EXERCISE DATA
-------

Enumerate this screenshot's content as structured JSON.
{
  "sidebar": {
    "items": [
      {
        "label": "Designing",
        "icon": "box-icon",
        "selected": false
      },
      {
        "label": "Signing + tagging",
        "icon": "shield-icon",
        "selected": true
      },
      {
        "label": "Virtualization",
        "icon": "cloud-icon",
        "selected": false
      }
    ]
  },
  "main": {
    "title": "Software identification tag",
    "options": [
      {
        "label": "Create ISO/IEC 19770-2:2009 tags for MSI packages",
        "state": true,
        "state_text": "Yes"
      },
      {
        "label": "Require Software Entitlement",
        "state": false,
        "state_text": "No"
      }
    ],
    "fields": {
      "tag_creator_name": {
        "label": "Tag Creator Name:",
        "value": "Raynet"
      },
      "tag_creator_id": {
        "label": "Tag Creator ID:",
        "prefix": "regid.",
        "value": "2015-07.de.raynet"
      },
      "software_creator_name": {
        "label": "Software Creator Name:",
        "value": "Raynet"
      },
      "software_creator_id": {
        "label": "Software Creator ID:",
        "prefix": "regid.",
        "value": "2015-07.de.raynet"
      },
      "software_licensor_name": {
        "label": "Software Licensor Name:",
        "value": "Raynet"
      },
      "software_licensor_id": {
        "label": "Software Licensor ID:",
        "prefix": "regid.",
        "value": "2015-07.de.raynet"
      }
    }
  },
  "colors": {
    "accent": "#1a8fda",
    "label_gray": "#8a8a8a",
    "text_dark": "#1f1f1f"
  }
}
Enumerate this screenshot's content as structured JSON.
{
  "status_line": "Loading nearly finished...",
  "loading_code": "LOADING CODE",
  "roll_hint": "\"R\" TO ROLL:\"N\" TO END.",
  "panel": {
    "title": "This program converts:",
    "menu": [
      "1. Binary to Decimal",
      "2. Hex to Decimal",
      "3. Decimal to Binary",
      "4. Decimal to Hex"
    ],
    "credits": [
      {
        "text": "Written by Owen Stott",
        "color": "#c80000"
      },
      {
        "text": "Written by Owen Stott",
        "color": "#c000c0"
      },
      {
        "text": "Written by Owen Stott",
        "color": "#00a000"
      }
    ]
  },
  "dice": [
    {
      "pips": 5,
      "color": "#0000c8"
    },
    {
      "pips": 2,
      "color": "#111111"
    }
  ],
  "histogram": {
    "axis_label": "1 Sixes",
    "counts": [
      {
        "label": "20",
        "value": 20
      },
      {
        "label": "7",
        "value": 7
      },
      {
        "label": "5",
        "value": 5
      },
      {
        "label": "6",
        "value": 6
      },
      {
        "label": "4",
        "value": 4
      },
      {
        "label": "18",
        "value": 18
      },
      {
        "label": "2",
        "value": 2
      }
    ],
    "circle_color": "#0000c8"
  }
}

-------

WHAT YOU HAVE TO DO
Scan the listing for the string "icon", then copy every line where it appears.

WRITTEN SOLUTION
        "icon": "box-icon",
        "icon": "shield-icon",
        "icon": "cloud-icon",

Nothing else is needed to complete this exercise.